By Mark Scolforo
BELLEFONTE, Pa. — Jerry Sandusky's lawyers argued Thursday that he deserves a new trial because his defense lacked sufficient time to prepare for the first one, but the judge did not immediately rule after an hour-and-a-half hearing.
Attorneys for the former Penn State assistant football coach cited several alleged flaws in the trial, including that they were swamped by about 12,000 pages of documents and other materials, that Judge John Cleland should have instructed jurors about the years it took for victims to report he had abused them and that hearsay evidence was improperly allowed.
But prosecutors countered by showing most of the documents and records were not relevant to trial. They also got defense attorney Joe Amendola to admit that even after reviewing them after trial he did not find any that he would have used at trial.
"Where's the harm?" Cleland asked defense lawyer Norris Gelman. "That's where I'm hung up on this one."
Prosecutor Frank Fina told Cleland that the issue of "failure to report" by the victims was a major theme during the trial. It was brought up during both parties' opening statements and closing arguments and during cross-examination of the eight victims who testified against Sandusky, he said.
He said Amendola's performance at trial, and his questioning of witnesses, are evidence that a fair trial took place even though the case moved from arrest to verdict in about eight months.
"He used everything he had to cross-examine these young men," Fina said.

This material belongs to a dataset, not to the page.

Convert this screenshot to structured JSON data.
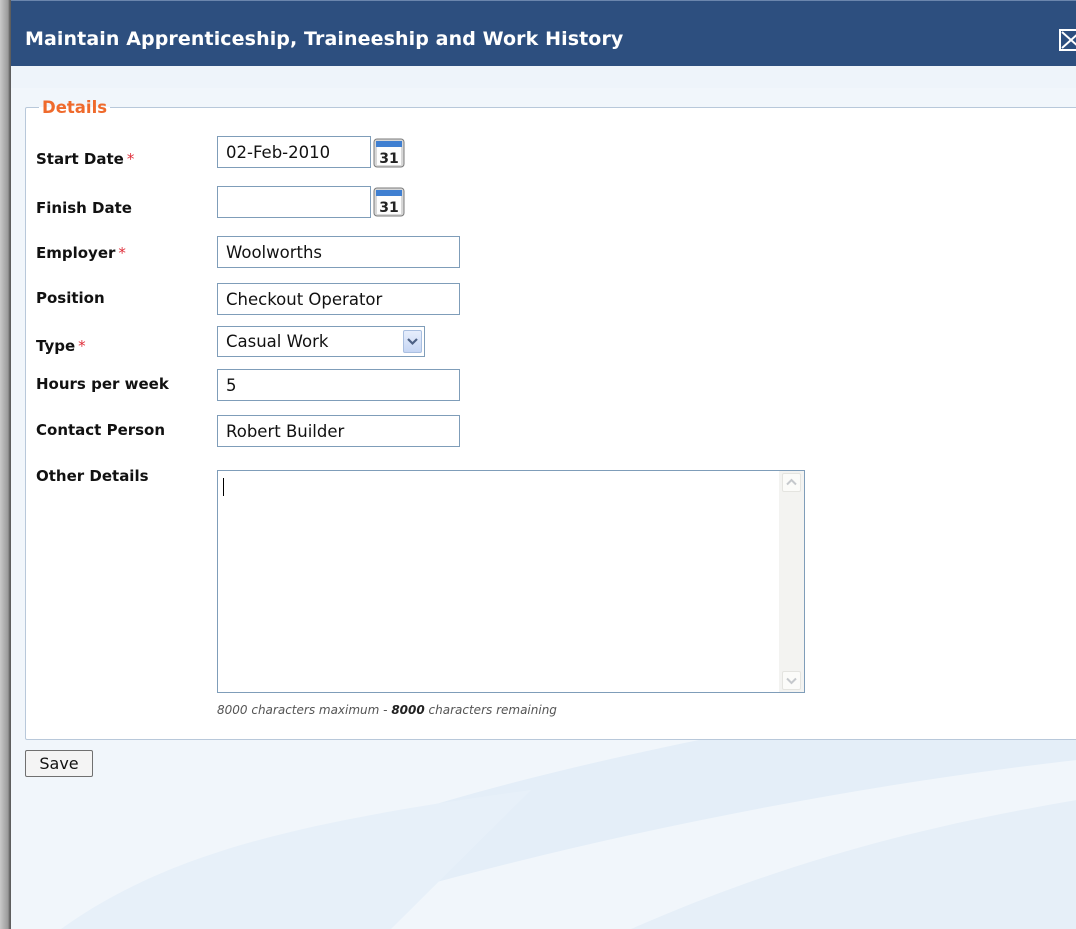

Gelman noted that some of the victims waited more than a decade to disclose their abuse.
"This is a long, long time not to make some kind of report ... and it goes to their credibility," Gelman said.
But Amendola, who testified Thursday, said the timetable did not permit sufficient investigation into the accusers' backgrounds. He also described a scramble to cope with a string of pretrial hearings while trying to adequately analyze the discovery materials. At one point his copier even broke down.
"Did we look at the material? Yes, we glanced over it," he said under questioning by Gelman.
Amendola recounted how he and co-counsel Karl Rominger sought unsuccessfully to be taken off the case, evidence of their frustration over how quickly things were moving.
Sandusky, 68, attended the hearing but played no active role in the proceedings. He briefly greeted his wife and supporters beforehand.
Sandusky was convicted in June of 45 counts of child sexual abuse and is serving a 30- to 60-year sentence at a state prison about 200 miles away from the courthouse in Bellefonte. He has maintained his innocence.
Cleland did not indicate when he might rule. If Sandusky does not get a new trial — he is also asking to have charges thrown out entirely — he can then appeal to Superior Court, and has indicated he will.
Sandusky's arrest tarnished the university's vaunted football program and led to the firing of longtime coach Joe Paterno, who died nearly a year ago from lung cancer.
After the hearing, Gelman compared Sandusky's odds to a 3-point shot in basketball, while Fina downplayed the defense's chances of success.
"I think the people of Pennsylvania can be confident this conviction is going to stand," Fina told reporters.